▶ _Exercise instructions_: Because the lines must stay identical, write out the data without changing anything.

** Opening Source data block **

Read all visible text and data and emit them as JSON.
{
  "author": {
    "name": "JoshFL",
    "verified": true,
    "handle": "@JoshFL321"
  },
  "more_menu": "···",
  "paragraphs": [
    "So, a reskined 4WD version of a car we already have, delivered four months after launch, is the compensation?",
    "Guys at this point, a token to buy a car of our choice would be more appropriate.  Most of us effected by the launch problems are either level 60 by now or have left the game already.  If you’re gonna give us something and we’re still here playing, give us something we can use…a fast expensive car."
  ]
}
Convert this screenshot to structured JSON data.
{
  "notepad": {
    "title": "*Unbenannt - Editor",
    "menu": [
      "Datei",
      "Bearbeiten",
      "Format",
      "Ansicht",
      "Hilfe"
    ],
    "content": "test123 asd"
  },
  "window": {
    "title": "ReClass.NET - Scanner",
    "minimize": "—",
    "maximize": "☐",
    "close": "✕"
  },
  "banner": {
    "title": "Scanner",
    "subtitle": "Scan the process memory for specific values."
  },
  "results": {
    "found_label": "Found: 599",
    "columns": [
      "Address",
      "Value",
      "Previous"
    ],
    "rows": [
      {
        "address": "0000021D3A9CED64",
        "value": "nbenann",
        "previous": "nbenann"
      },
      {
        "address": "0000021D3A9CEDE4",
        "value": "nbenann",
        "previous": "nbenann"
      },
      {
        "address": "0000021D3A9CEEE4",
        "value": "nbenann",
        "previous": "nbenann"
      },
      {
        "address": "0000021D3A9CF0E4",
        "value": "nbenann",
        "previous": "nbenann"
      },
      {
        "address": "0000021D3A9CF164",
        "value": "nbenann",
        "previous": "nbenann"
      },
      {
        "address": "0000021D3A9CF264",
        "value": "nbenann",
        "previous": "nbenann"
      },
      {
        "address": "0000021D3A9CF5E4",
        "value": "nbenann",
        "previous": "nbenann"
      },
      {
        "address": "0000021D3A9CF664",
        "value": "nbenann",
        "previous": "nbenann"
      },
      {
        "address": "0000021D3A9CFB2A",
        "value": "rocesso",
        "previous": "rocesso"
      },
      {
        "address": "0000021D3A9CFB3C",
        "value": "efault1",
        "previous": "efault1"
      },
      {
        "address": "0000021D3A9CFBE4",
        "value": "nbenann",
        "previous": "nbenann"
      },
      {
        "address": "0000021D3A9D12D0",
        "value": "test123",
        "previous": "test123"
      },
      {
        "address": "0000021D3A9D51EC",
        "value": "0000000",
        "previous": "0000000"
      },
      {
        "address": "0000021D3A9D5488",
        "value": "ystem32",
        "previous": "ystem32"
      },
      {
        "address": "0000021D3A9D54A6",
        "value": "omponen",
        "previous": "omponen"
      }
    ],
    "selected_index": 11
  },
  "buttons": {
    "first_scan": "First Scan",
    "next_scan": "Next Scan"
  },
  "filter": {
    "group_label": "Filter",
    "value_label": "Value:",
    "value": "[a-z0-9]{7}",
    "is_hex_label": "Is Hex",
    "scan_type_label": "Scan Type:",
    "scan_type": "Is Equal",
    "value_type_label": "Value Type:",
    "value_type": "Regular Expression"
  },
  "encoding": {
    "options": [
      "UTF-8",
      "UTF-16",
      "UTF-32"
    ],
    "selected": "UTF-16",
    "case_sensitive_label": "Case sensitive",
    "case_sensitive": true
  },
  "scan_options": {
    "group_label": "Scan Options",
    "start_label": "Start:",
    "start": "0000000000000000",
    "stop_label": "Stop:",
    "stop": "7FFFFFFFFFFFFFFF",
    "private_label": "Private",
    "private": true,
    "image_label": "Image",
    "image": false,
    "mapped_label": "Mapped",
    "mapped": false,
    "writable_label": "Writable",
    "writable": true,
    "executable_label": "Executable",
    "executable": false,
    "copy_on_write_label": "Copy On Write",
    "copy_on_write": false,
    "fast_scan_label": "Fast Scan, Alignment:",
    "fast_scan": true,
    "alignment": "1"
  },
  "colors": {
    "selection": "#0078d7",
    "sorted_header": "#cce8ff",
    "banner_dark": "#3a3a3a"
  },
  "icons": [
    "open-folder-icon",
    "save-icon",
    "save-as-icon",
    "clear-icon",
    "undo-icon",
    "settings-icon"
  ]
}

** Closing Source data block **

▶ _Reply to the task_:
Read all visible text and data and emit them as JSON.
{
  "author": {
    "name": "JoshFL",
    "verified": true,
    "handle": "@JoshFL321"
  },
  "more_menu": "···",
  "paragraphs": [
    "So, a reskined 4WD version of a car we already have, delivered four months after launch, is the compensation?",
    "Guys at this point, a token to buy a car of our choice would be more appropriate.  Most of us effected by the launch problems are either level 60 by now or have left the game already.  If you’re gonna give us something and we’re still here playing, give us something we can use…a fast expensive car."
  ]
}
Convert this screenshot to structured JSON data.
{
  "notepad": {
    "title": "*Unbenannt - Editor",
    "menu": [
      "Datei",
      "Bearbeiten",
      "Format",
      "Ansicht",
      "Hilfe"
    ],
    "content": "test123 asd"
  },
  "window": {
    "title": "ReClass.NET - Scanner",
    "minimize": "—",
    "maximize": "☐",
    "close": "✕"
  },
  "banner": {
    "title": "Scanner",
    "subtitle": "Scan the process memory for specific values."
  },
  "results": {
    "found_label": "Found: 599",
    "columns": [
      "Address",
      "Value",
      "Previous"
    ],
    "rows": [
      {
        "address": "0000021D3A9CED64",
        "value": "nbenann",
        "previous": "nbenann"
      },
      {
        "address": "0000021D3A9CEDE4",
        "value": "nbenann",
        "previous": "nbenann"
      },
      {
        "address": "0000021D3A9CEEE4",
        "value": "nbenann",
        "previous": "nbenann"
      },
      {
        "address": "0000021D3A9CF0E4",
        "value": "nbenann",
        "previous": "nbenann"
      },
      {
        "address": "0000021D3A9CF164",
        "value": "nbenann",
        "previous": "nbenann"
      },
      {
        "address": "0000021D3A9CF264",
        "value": "nbenann",
        "previous": "nbenann"
      },
      {
        "address": "0000021D3A9CF5E4",
        "value": "nbenann",
        "previous": "nbenann"
      },
      {
        "address": "0000021D3A9CF664",
        "value": "nbenann",
        "previous": "nbenann"
      },
      {
        "address": "0000021D3A9CFB2A",
        "value": "rocesso",
        "previous": "rocesso"
      },
      {
        "address": "0000021D3A9CFB3C",
        "value": "efault1",
        "previous": "efault1"
      },
      {
        "address": "0000021D3A9CFBE4",
        "value": "nbenann",
        "previous": "nbenann"
      },
      {
        "address": "0000021D3A9D12D0",
        "value": "test123",
        "previous": "test123"
      },
      {
        "address": "0000021D3A9D51EC",
        "value": "0000000",
        "previous": "0000000"
      },
      {
        "address": "0000021D3A9D5488",
        "value": "ystem32",
        "previous": "ystem32"
      },
      {
        "address": "0000021D3A9D54A6",
        "value": "omponen",
        "previous": "omponen"
      }
    ],
    "selected_index": 11
  },
  "buttons": {
    "first_scan": "First Scan",
    "next_scan": "Next Scan"
  },
  "filter": {
    "group_label": "Filter",
    "value_label": "Value:",
    "value": "[a-z0-9]{7}",
    "is_hex_label": "Is Hex",
    "scan_type_label": "Scan Type:",
    "scan_type": "Is Equal",
    "value_type_label": "Value Type:",
    "value_type": "Regular Expression"
  },
  "encoding": {
    "options": [
      "UTF-8",
      "UTF-16",
      "UTF-32"
    ],
    "selected": "UTF-16",
    "case_sensitive_label": "Case sensitive",
    "case_sensitive": true
  },
  "scan_options": {
    "group_label": "Scan Options",
    "start_label": "Start:",
    "start": "0000000000000000",
    "stop_label": "Stop:",
    "stop": "7FFFFFFFFFFFFFFF",
    "private_label": "Private",
    "private": true,
    "image_label": "Image",
    "image": false,
    "mapped_label": "Mapped",
    "mapped": false,
    "writable_label": "Writable",
    "writable": true,
    "executable_label": "Executable",
    "executable": false,
    "copy_on_write_label": "Copy On Write",
    "copy_on_write": false,
    "fast_scan_label": "Fast Scan, Alignment:",
    "fast_scan": true,
    "alignment": "1"
  },
  "colors": {
    "selection": "#0078d7",
    "sorted_header": "#cce8ff",
    "banner_dark": "#3a3a3a"
  },
  "icons": [
    "open-folder-icon",
    "save-icon",
    "save-as-icon",
    "clear-icon",
    "undo-icon",
    "settings-icon"
  ]
}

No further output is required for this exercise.